If you’re British and you’re tempted to complain about what you consider to be an annoying Americanism, consider this: nine times out of ten, that word that is annoying you just an archaic term that originated in the United Kingdom. It has not been invented by some upstart superpower to irritate you. It is in fact most likely the direct result of the extended colonial enterprise conducted by your very own beloved homeland. Congratulations!
Immigrants have a funny tendency to cling on to the traditions, methods, and accents of their home country as they remember it. Nostalgia, perhaps? This is why, when my German mother appeared in post-war Canada in 1950, her teachers thought she was dumb for not being able to read Fraktur (the German alphabet), which had gone out of use in Germany ten years prior, two years before my mother was even born. That’s a thing immigrants often do. They cling, far longer than their home countries do.

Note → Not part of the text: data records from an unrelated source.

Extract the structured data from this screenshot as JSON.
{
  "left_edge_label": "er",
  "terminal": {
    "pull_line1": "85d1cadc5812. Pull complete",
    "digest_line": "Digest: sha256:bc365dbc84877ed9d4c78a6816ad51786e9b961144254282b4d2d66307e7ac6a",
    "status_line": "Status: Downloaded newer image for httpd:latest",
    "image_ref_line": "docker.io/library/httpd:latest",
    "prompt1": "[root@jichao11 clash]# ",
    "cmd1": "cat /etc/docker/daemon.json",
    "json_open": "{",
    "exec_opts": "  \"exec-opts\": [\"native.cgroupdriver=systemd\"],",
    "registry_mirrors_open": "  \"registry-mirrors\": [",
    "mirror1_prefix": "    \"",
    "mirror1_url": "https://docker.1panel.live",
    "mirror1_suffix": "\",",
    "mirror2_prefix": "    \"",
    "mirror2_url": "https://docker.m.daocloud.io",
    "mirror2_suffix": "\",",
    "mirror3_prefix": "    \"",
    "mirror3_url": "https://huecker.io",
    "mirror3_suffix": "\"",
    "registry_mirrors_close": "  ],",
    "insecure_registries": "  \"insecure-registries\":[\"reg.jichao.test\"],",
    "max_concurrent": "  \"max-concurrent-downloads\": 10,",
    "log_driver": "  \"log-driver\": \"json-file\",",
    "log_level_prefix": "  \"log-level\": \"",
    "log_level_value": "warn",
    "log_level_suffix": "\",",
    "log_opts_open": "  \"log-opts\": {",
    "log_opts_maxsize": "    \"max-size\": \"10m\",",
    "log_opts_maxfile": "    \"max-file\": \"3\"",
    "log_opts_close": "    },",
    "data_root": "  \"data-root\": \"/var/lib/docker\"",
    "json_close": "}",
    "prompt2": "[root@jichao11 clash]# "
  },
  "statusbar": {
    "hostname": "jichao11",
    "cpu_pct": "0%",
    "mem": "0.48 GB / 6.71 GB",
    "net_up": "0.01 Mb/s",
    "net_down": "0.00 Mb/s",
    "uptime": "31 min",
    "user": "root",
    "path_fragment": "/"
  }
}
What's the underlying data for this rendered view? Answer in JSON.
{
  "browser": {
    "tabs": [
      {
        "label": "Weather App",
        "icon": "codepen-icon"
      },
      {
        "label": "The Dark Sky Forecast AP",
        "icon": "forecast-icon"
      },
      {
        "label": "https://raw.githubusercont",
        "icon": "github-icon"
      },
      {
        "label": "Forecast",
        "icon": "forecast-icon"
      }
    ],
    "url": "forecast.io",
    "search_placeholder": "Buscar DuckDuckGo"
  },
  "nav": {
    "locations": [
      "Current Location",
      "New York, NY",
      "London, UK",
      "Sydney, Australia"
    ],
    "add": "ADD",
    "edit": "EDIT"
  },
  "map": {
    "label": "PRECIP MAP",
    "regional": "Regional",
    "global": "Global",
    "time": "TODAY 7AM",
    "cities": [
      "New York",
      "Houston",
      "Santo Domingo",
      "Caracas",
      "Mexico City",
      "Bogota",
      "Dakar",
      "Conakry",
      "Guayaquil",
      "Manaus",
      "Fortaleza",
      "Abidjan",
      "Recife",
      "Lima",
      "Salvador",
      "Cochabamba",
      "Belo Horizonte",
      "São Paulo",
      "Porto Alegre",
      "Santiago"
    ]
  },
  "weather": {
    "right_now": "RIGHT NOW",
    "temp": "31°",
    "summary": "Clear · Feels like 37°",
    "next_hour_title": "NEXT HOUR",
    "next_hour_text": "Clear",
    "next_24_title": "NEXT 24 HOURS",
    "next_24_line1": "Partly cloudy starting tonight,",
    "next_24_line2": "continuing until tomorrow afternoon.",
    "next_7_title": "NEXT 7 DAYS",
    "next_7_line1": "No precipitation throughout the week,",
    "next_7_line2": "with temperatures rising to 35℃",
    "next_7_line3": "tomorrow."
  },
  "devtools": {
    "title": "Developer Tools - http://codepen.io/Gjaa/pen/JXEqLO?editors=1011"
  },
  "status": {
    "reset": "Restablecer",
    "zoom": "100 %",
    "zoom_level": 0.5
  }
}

This is why North Americans still use the word “gotten” while the English have long since abandoned it, why the English say “I am sat” and we still say “I am sitting” like grammar geeks, and why mocking our accents as “not real English” kind of makes you a dick.
North Americans have a modified version of the accent and language of the people who landed where they are. We’re not quite living fossils, but when it comes to language, the way we speak is evidence of a long history of empire, immigration, and shifting pronunciations. All of our accents have drifted since 1650, but North Americans’ have drifted less than those of the English. You’ve changed. We mostly haven’t. Who’s authentic now, eh?
Soccer is called soccer because at one point, presumably around the time when there was an influx of immigration from the UK to North America, it was the hip thing to do among the probably bearded and flashy young Englishmen to call association football "soccer," just like it was the hip thing to call rugby football “rugger.” The English have forgotten that this was at one point their very own hipster affectation, but the descendants of those stylish and on-trend sports fans have not.
There are things you may legitimately blame Americans for originating; let’s start with their baffling pronunciation for the letter Z. If we could all get on board with Z being pronounced “zed”, that’d be a fine thing.
So before you get tetchy about how North Americans speak and what words we use, remember that whole colonialist thing. That irritation you’re feeling is the unintended consequence of empire. Blame the Queen, or something.